___ SUPPLIED MATERIAL ___
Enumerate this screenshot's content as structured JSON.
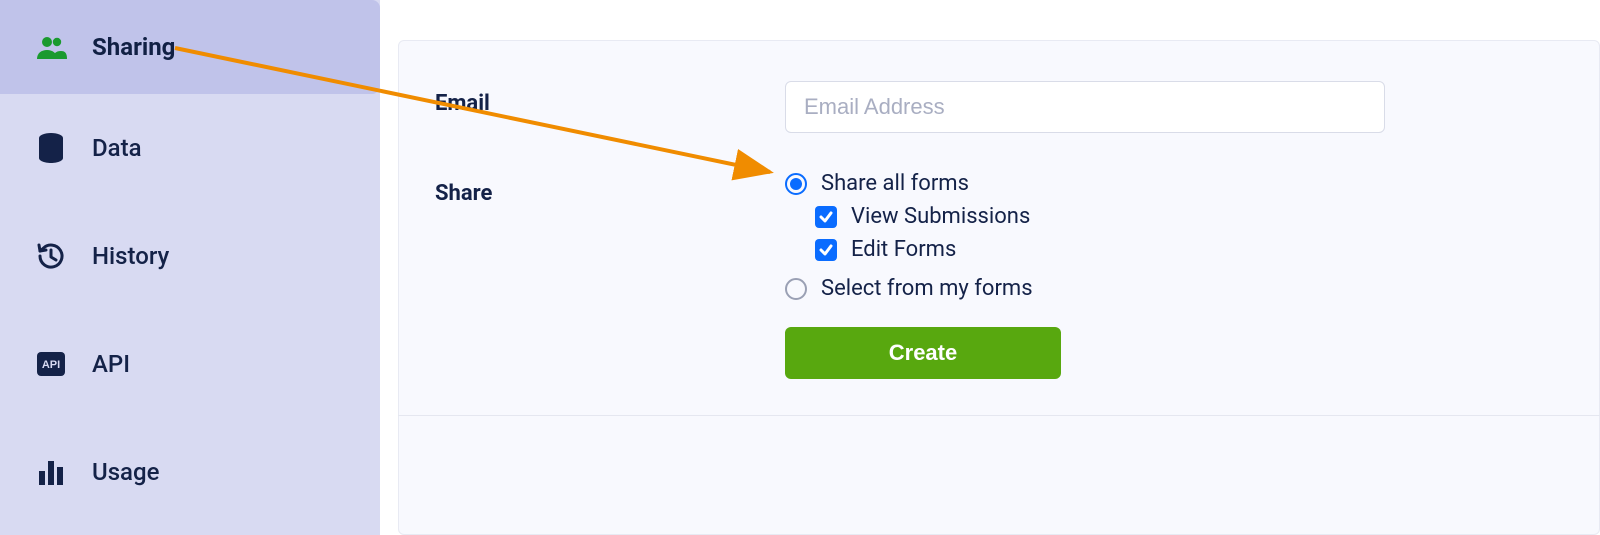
{
  "sidebar": {
    "items": [
      {
        "label": "Sharing",
        "icon": "people-icon",
        "active": true
      },
      {
        "label": "Data",
        "icon": "database-icon"
      },
      {
        "label": "History",
        "icon": "history-icon"
      },
      {
        "label": "API",
        "icon": "api-icon"
      },
      {
        "label": "Usage",
        "icon": "bar-chart-icon"
      }
    ]
  },
  "form": {
    "email_label": "Email",
    "email_placeholder": "Email Address",
    "share_label": "Share",
    "share_options": {
      "share_all": {
        "label": "Share all forms",
        "selected": true,
        "sub": {
          "view_submissions": {
            "label": "View Submissions",
            "checked": true
          },
          "edit_forms": {
            "label": "Edit Forms",
            "checked": true
          }
        }
      },
      "select_from": {
        "label": "Select from my forms",
        "selected": false
      }
    },
    "create_button": "Create"
  },
  "annotation": {
    "arrow_color": "#f08c00"
  }
}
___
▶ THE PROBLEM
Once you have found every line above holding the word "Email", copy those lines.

▶ WRITTEN SOLUTION
    "email_label": "Email",
    "email_placeholder": "Email Address",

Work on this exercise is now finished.